## Dataset content

■ ■ ■

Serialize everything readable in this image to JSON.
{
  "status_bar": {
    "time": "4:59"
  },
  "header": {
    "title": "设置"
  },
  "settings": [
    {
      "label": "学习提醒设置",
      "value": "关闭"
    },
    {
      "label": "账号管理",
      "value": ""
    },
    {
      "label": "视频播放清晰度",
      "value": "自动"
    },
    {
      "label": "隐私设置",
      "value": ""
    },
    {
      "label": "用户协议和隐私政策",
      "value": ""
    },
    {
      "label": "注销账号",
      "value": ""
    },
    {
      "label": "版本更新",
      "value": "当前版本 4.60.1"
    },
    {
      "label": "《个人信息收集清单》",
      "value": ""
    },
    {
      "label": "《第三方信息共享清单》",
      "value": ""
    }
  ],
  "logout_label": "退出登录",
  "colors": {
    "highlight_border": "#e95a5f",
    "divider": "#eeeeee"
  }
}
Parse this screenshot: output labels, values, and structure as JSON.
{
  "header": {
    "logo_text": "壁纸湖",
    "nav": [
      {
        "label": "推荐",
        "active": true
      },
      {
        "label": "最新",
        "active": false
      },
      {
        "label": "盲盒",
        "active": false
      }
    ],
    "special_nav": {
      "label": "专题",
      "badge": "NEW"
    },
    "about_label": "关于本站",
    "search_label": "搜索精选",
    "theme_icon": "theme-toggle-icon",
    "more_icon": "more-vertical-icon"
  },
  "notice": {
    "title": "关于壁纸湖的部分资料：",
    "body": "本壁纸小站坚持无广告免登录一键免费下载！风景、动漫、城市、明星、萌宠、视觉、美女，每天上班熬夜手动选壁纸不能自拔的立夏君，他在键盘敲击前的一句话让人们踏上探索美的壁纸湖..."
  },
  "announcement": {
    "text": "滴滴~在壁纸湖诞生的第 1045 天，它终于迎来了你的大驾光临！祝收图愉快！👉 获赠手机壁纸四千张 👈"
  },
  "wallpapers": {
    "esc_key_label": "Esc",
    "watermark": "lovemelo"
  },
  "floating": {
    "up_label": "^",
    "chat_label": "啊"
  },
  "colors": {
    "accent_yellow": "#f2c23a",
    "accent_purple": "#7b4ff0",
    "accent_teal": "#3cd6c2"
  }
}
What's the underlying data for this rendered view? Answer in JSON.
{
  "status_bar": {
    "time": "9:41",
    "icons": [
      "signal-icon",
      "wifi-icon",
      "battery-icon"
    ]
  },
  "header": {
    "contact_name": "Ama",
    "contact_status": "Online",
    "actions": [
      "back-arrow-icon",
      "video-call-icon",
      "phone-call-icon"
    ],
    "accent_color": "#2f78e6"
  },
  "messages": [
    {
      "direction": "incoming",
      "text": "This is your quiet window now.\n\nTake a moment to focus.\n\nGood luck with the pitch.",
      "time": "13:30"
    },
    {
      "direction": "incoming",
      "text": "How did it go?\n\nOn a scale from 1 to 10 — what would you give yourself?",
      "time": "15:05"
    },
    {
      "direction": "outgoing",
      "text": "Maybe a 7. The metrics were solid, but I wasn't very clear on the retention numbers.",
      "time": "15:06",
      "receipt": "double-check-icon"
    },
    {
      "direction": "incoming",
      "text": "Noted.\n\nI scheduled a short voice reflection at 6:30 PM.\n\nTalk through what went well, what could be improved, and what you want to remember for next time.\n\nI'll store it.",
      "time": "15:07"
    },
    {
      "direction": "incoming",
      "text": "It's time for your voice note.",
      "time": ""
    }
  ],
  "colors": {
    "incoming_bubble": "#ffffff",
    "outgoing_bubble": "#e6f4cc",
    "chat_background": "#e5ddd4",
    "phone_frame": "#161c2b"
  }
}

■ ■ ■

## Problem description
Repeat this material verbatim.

## Answer to this task
Serialize everything readable in this image to JSON.
{
  "status_bar": {
    "time": "4:59"
  },
  "header": {
    "title": "设置"
  },
  "settings": [
    {
      "label": "学习提醒设置",
      "value": "关闭"
    },
    {
      "label": "账号管理",
      "value": ""
    },
    {
      "label": "视频播放清晰度",
      "value": "自动"
    },
    {
      "label": "隐私设置",
      "value": ""
    },
    {
      "label": "用户协议和隐私政策",
      "value": ""
    },
    {
      "label": "注销账号",
      "value": ""
    },
    {
      "label": "版本更新",
      "value": "当前版本 4.60.1"
    },
    {
      "label": "《个人信息收集清单》",
      "value": ""
    },
    {
      "label": "《第三方信息共享清单》",
      "value": ""
    }
  ],
  "logout_label": "退出登录",
  "colors": {
    "highlight_border": "#e95a5f",
    "divider": "#eeeeee"
  }
}
Parse this screenshot: output labels, values, and structure as JSON.
{
  "header": {
    "logo_text": "壁纸湖",
    "nav": [
      {
        "label": "推荐",
        "active": true
      },
      {
        "label": "最新",
        "active": false
      },
      {
        "label": "盲盒",
        "active": false
      }
    ],
    "special_nav": {
      "label": "专题",
      "badge": "NEW"
    },
    "about_label": "关于本站",
    "search_label": "搜索精选",
    "theme_icon": "theme-toggle-icon",
    "more_icon": "more-vertical-icon"
  },
  "notice": {
    "title": "关于壁纸湖的部分资料：",
    "body": "本壁纸小站坚持无广告免登录一键免费下载！风景、动漫、城市、明星、萌宠、视觉、美女，每天上班熬夜手动选壁纸不能自拔的立夏君，他在键盘敲击前的一句话让人们踏上探索美的壁纸湖..."
  },
  "announcement": {
    "text": "滴滴~在壁纸湖诞生的第 1045 天，它终于迎来了你的大驾光临！祝收图愉快！👉 获赠手机壁纸四千张 👈"
  },
  "wallpapers": {
    "esc_key_label": "Esc",
    "watermark": "lovemelo"
  },
  "floating": {
    "up_label": "^",
    "chat_label": "啊"
  },
  "colors": {
    "accent_yellow": "#f2c23a",
    "accent_purple": "#7b4ff0",
    "accent_teal": "#3cd6c2"
  }
}
What's the underlying data for this rendered view? Answer in JSON.
{
  "status_bar": {
    "time": "9:41",
    "icons": [
      "signal-icon",
      "wifi-icon",
      "battery-icon"
    ]
  },
  "header": {
    "contact_name": "Ama",
    "contact_status": "Online",
    "actions": [
      "back-arrow-icon",
      "video-call-icon",
      "phone-call-icon"
    ],
    "accent_color": "#2f78e6"
  },
  "messages": [
    {
      "direction": "incoming",
      "text": "This is your quiet window now.\n\nTake a moment to focus.\n\nGood luck with the pitch.",
      "time": "13:30"
    },
    {
      "direction": "incoming",
      "text": "How did it go?\n\nOn a scale from 1 to 10 — what would you give yourself?",
      "time": "15:05"
    },
    {
      "direction": "outgoing",
      "text": "Maybe a 7. The metrics were solid, but I wasn't very clear on the retention numbers.",
      "time": "15:06",
      "receipt": "double-check-icon"
    },
    {
      "direction": "incoming",
      "text": "Noted.\n\nI scheduled a short voice reflection at 6:30 PM.\n\nTalk through what went well, what could be improved, and what you want to remember for next time.\n\nI'll store it.",
      "time": "15:07"
    },
    {
      "direction": "incoming",
      "text": "It's time for your voice note.",
      "time": ""
    }
  ],
  "colors": {
    "incoming_bubble": "#ffffff",
    "outgoing_bubble": "#e6f4cc",
    "chat_background": "#e5ddd4",
    "phone_frame": "#161c2b"
  }
}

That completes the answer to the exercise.